● **Work task**:
Take every line from the records below that includes the word "Information".

● **Records for the task**:

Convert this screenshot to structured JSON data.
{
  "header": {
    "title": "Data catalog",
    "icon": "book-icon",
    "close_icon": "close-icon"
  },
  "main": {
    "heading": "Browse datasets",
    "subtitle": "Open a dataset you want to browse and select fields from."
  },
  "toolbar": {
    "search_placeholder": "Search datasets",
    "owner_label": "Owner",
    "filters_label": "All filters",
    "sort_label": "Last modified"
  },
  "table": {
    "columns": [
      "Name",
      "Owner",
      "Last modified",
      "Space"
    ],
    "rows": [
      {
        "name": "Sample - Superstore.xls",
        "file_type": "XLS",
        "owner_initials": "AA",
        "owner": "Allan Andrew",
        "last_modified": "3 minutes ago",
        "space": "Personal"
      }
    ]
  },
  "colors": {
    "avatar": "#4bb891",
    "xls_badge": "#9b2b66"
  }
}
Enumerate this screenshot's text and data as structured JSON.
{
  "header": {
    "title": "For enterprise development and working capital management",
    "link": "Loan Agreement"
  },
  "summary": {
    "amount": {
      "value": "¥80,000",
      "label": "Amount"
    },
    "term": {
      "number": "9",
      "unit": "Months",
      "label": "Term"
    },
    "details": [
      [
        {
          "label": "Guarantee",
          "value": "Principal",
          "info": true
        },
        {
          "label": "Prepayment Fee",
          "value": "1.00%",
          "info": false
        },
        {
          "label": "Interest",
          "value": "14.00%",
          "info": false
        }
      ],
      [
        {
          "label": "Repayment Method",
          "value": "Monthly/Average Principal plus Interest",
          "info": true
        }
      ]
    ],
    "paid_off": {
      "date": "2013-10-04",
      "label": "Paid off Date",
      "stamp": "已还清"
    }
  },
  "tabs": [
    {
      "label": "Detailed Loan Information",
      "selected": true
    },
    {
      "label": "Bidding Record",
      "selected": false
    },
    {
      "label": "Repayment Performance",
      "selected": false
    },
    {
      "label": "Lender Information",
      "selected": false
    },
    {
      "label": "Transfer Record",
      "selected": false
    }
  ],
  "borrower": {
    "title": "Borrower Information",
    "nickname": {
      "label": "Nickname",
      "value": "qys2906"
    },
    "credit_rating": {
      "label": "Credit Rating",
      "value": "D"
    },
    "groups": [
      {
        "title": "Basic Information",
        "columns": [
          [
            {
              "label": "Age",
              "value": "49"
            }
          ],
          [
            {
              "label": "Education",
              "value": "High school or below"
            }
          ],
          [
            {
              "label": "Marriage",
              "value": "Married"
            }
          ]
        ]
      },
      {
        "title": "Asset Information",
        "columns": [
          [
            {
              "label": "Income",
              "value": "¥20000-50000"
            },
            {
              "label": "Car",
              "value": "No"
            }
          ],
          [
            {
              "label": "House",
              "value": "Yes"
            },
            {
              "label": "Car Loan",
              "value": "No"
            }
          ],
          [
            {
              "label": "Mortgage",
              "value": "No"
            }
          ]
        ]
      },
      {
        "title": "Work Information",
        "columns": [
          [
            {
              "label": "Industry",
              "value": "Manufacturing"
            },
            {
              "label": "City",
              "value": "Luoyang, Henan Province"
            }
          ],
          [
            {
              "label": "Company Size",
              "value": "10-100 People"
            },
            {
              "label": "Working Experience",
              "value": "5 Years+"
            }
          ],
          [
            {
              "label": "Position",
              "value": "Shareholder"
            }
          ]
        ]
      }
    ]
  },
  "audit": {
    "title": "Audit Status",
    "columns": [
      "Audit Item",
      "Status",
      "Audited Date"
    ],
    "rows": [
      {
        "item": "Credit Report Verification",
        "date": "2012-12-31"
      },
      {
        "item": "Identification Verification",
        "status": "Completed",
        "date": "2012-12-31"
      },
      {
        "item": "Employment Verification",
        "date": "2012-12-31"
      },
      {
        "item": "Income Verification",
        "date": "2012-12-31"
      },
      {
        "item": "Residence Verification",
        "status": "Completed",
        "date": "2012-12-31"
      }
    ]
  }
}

● **Finished task**:
      "label": "Detailed Loan Information",
      "label": "Lender Information",
    "title": "Borrower Information",
        "title": "Basic Information",
        "title": "Asset Information",
        "title": "Work Information",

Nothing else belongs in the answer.